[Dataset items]
[Start of Attachment]

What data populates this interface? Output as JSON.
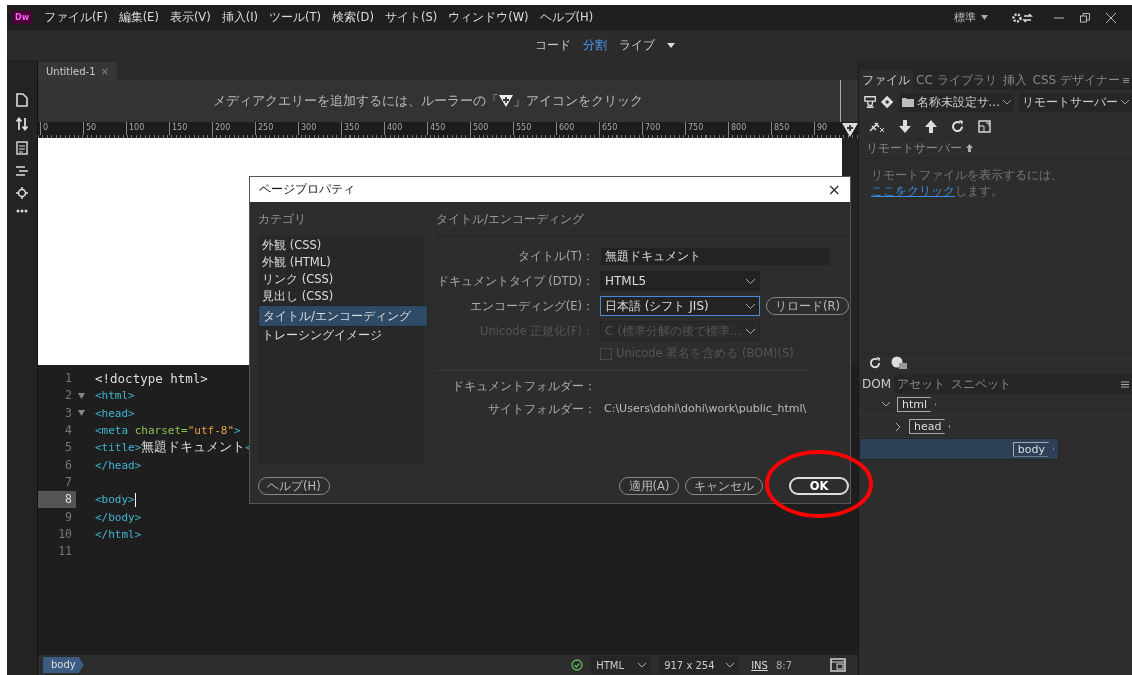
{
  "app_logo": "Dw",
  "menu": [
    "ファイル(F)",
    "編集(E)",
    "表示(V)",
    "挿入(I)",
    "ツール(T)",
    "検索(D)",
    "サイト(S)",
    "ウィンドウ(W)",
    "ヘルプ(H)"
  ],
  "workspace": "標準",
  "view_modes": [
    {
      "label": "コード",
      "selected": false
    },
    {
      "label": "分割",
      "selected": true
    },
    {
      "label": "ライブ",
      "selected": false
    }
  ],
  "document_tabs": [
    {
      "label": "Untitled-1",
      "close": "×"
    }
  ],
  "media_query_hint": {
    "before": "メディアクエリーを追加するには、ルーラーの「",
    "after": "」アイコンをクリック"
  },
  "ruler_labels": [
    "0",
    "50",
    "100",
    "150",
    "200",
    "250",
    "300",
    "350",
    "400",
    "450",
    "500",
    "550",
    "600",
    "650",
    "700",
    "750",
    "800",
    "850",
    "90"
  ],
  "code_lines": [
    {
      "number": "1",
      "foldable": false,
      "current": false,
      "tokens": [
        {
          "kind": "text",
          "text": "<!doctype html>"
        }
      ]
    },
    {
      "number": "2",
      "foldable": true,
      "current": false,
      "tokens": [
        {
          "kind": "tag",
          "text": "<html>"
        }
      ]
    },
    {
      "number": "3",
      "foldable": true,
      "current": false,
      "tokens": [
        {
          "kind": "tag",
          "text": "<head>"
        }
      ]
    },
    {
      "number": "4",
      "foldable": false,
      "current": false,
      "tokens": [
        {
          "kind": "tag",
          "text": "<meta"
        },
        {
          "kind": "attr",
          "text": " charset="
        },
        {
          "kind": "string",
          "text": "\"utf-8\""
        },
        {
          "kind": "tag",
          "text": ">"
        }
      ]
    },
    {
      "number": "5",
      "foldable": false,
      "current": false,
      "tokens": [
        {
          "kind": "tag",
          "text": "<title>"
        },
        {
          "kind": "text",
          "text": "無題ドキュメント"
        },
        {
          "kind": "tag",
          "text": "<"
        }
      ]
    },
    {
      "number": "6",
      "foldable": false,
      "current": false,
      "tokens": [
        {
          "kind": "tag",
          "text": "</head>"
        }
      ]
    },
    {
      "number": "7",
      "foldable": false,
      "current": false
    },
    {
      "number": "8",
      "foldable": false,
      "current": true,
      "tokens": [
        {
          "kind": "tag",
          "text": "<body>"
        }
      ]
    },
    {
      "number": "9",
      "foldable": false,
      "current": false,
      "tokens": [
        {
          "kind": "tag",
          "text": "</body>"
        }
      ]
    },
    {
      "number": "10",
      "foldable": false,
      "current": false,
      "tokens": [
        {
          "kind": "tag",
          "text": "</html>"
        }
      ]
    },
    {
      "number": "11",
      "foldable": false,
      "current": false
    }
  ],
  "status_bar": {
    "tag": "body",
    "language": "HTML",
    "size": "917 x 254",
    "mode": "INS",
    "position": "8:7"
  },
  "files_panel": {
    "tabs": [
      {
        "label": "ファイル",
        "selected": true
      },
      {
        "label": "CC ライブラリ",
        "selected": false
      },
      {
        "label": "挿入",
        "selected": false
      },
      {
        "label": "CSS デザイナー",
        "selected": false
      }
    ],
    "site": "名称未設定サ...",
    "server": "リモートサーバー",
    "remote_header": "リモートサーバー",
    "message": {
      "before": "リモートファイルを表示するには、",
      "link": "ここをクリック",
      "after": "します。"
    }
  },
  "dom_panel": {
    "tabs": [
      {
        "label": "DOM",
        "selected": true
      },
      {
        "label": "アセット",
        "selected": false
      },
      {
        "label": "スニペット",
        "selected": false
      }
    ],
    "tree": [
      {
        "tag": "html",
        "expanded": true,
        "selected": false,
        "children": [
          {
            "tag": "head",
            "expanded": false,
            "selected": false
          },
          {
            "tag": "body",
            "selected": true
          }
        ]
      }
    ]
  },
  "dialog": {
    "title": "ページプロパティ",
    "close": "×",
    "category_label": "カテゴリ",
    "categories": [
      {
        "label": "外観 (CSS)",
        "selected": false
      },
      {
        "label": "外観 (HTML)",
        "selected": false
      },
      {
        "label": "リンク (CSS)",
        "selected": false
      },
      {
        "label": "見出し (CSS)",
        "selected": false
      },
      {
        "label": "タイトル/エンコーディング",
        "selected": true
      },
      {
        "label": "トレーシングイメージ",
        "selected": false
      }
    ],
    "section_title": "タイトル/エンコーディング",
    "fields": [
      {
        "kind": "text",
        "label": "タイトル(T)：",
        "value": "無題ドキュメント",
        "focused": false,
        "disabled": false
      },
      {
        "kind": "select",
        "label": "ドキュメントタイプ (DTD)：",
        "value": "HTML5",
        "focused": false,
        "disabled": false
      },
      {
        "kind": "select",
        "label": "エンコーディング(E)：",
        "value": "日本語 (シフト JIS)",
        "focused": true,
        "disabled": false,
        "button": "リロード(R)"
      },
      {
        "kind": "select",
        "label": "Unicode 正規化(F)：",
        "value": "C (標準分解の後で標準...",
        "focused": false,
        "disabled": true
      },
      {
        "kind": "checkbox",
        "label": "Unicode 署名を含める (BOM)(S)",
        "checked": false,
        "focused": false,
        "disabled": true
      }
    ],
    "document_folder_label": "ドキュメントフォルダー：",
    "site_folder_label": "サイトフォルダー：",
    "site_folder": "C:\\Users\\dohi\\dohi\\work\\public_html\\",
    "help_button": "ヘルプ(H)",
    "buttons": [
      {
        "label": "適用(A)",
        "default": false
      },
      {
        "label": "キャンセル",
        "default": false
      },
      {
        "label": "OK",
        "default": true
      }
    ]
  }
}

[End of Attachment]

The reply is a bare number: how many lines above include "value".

== Result of this task ==
4